Look through the listing below, and wherever a line has the string "data", pull it out.
START PROVIDED MATERIAL
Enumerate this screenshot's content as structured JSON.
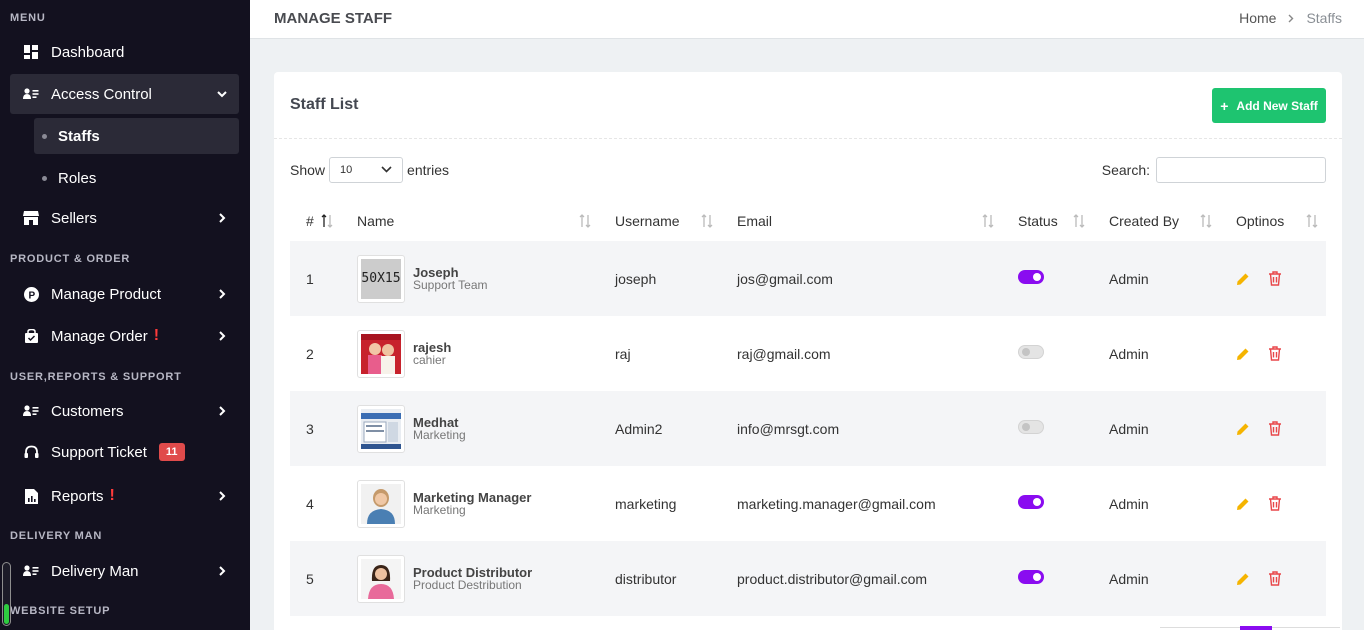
{
  "sidebar": {
    "headings": {
      "menu": "MENU",
      "product_order": "PRODUCT & ORDER",
      "user_reports": "USER,REPORTS & SUPPORT",
      "delivery": "DELIVERY MAN",
      "website": "WEBSITE SETUP"
    },
    "items": {
      "dashboard": "Dashboard",
      "access_control": "Access Control",
      "staffs": "Staffs",
      "roles": "Roles",
      "sellers": "Sellers",
      "manage_product": "Manage Product",
      "manage_order": "Manage Order",
      "customers": "Customers",
      "support_ticket": "Support Ticket",
      "support_ticket_badge": "11",
      "reports": "Reports",
      "delivery_man": "Delivery Man"
    },
    "alert_mark": "!"
  },
  "header": {
    "title": "MANAGE STAFF",
    "breadcrumb": [
      "Home",
      "Staffs"
    ]
  },
  "card": {
    "title": "Staff List",
    "add_button": "Add New Staff",
    "show_label": "Show",
    "entries_value": "10",
    "entries_label": "entries",
    "search_label": "Search:",
    "search_value": ""
  },
  "table": {
    "columns": [
      "#",
      "Name",
      "Username",
      "Email",
      "Status",
      "Created By",
      "Optinos"
    ],
    "rows": [
      {
        "num": "1",
        "name": "Joseph",
        "role": "Support Team",
        "username": "joseph",
        "email": "jos@gmail.com",
        "status": "on",
        "created_by": "Admin",
        "avatar_text": "50X15"
      },
      {
        "num": "2",
        "name": "rajesh",
        "role": "cahier",
        "username": "raj",
        "email": "raj@gmail.com",
        "status": "off",
        "created_by": "Admin"
      },
      {
        "num": "3",
        "name": "Medhat",
        "role": "Marketing",
        "username": "Admin2",
        "email": "info@mrsgt.com",
        "status": "off",
        "created_by": "Admin"
      },
      {
        "num": "4",
        "name": "Marketing Manager",
        "role": "Marketing",
        "username": "marketing",
        "email": "marketing.manager@gmail.com",
        "status": "on",
        "created_by": "Admin"
      },
      {
        "num": "5",
        "name": "Product Distributor",
        "role": "Product Destribution",
        "username": "distributor",
        "email": "product.distributor@gmail.com",
        "status": "on",
        "created_by": "Admin"
      }
    ]
  },
  "colors": {
    "sidebar_bg": "#13111f",
    "accent_green": "#1ec470",
    "toggle_on": "#8a0cf0",
    "edit_icon": "#f5b400",
    "delete_icon": "#e8474a"
  }
}
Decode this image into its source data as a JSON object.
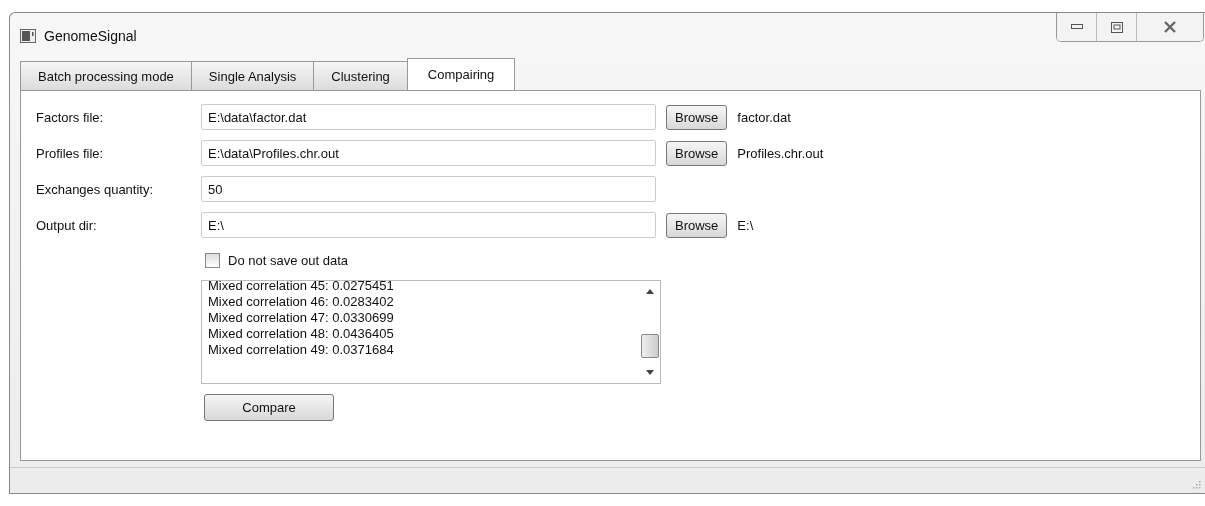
{
  "window": {
    "title": "GenomeSignal"
  },
  "tabs": [
    {
      "label": "Batch processing mode",
      "selected": false
    },
    {
      "label": "Single Analysis",
      "selected": false
    },
    {
      "label": "Clustering",
      "selected": false
    },
    {
      "label": "Compairing",
      "selected": true
    }
  ],
  "form": [
    {
      "label": "Factors file:",
      "value": "E:\\data\\factor.dat",
      "button": "Browse",
      "chosen": "factor.dat"
    },
    {
      "label": "Profiles file:",
      "value": "E:\\data\\Profiles.chr.out",
      "button": "Browse",
      "chosen": "Profiles.chr.out"
    },
    {
      "label": "Exchanges quantity:",
      "value": "50"
    },
    {
      "label": "Output dir:",
      "value": "E:\\",
      "button": "Browse",
      "chosen": "E:\\"
    }
  ],
  "checkbox": {
    "label": "Do not save out data",
    "checked": false
  },
  "log": [
    "Mixed correlation 45: 0.0275451",
    "Mixed correlation 46: 0.0283402",
    "Mixed correlation 47: 0.0330699",
    "Mixed correlation 48: 0.0436405",
    "Mixed correlation 49: 0.0371684"
  ],
  "compare_button": "Compare"
}
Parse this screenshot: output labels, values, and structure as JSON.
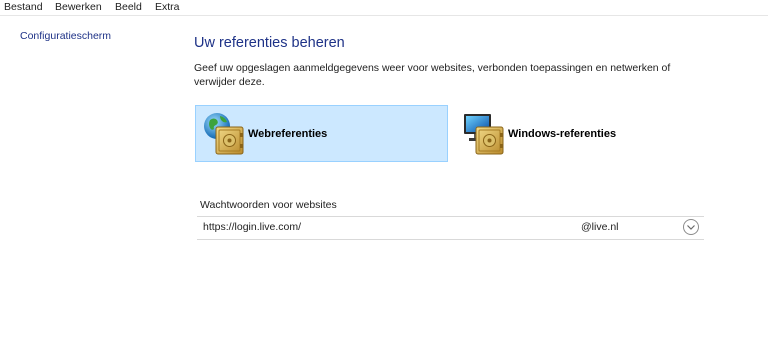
{
  "menu": {
    "items": [
      {
        "label": "Bestand"
      },
      {
        "label": "Bewerken"
      },
      {
        "label": "Beeld"
      },
      {
        "label": "Extra"
      }
    ]
  },
  "sidebar": {
    "home_link": "Configuratiescherm"
  },
  "main": {
    "title": "Uw referenties beheren",
    "description": "Geef uw opgeslagen aanmeldgegevens weer voor websites, verbonden toepassingen en netwerken of verwijder deze.",
    "tiles": [
      {
        "label": "Webreferenties",
        "icon": "globe-vault-icon",
        "selected": true
      },
      {
        "label": "Windows-referenties",
        "icon": "computer-vault-icon",
        "selected": false
      }
    ],
    "section_title": "Wachtwoorden voor websites",
    "credentials": [
      {
        "url": "https://login.live.com/",
        "user": "@live.nl",
        "action_icon": "chevron-down-icon"
      }
    ]
  },
  "colors": {
    "link_blue": "#1e3287",
    "selected_tile_bg": "#cce8ff",
    "selected_tile_border": "#99d1ff",
    "divider": "#d9d9d9"
  }
}
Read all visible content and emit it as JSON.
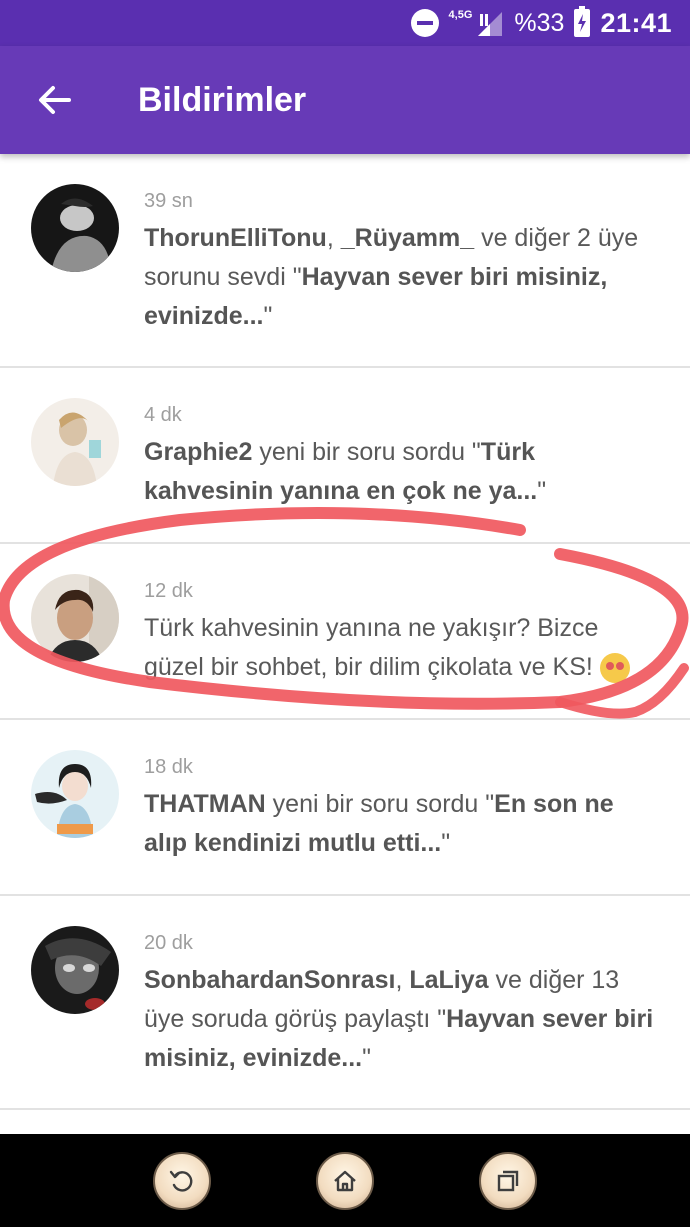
{
  "status_bar": {
    "network": "4,5G",
    "battery": "%33",
    "time": "21:41"
  },
  "app_bar": {
    "title": "Bildirimler"
  },
  "notifications": [
    {
      "time": "39 sn",
      "segments": [
        {
          "t": "ThorunElliTonu",
          "b": true
        },
        {
          "t": ", ",
          "b": false
        },
        {
          "t": "_Rüyamm_",
          "b": true
        },
        {
          "t": " ve diğer 2 üye sorunu sevdi \"",
          "b": false
        },
        {
          "t": "Hayvan sever biri misiniz, evinizde...",
          "b": true
        },
        {
          "t": "\"",
          "b": false
        }
      ]
    },
    {
      "time": "4 dk",
      "segments": [
        {
          "t": "Graphie2",
          "b": true
        },
        {
          "t": " yeni bir soru sordu \"",
          "b": false
        },
        {
          "t": "Türk kahvesinin yanına en çok ne ya...",
          "b": true
        },
        {
          "t": "\"",
          "b": false
        }
      ]
    },
    {
      "time": "12 dk",
      "segments": [
        {
          "t": "Türk kahvesinin yanına ne yakışır? Bizce güzel bir sohbet, bir dilim çikolata ve KS! ",
          "b": false
        }
      ],
      "emoji": "smiling-face-with-heart-eyes"
    },
    {
      "time": "18 dk",
      "segments": [
        {
          "t": "THATMAN",
          "b": true
        },
        {
          "t": " yeni bir soru sordu \"",
          "b": false
        },
        {
          "t": "En son ne alıp kendinizi mutlu etti...",
          "b": true
        },
        {
          "t": "\"",
          "b": false
        }
      ]
    },
    {
      "time": "20 dk",
      "segments": [
        {
          "t": "SonbahardanSonrası",
          "b": true
        },
        {
          "t": ", ",
          "b": false
        },
        {
          "t": "LaLiya",
          "b": true
        },
        {
          "t": " ve diğer 13 üye soruda görüş paylaştı \"",
          "b": false
        },
        {
          "t": "Hayvan sever biri misiniz, evinizde...",
          "b": true
        },
        {
          "t": "\"",
          "b": false
        }
      ]
    }
  ],
  "colors": {
    "status_bar": "#5a2fb0",
    "app_bar": "#673ab7",
    "highlight_stroke": "#f0585e"
  },
  "nav_bar": {
    "buttons": [
      "back-icon",
      "home-icon",
      "recent-apps-icon"
    ]
  }
}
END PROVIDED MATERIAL
SOLUTION TO THIS EXERCISE:
Decode this image into its source data as a JSON object.
      "value": "E:\\data\\factor.dat",
      "value": "E:\\data\\Profiles.chr.out",
    "label": "Do not save out data",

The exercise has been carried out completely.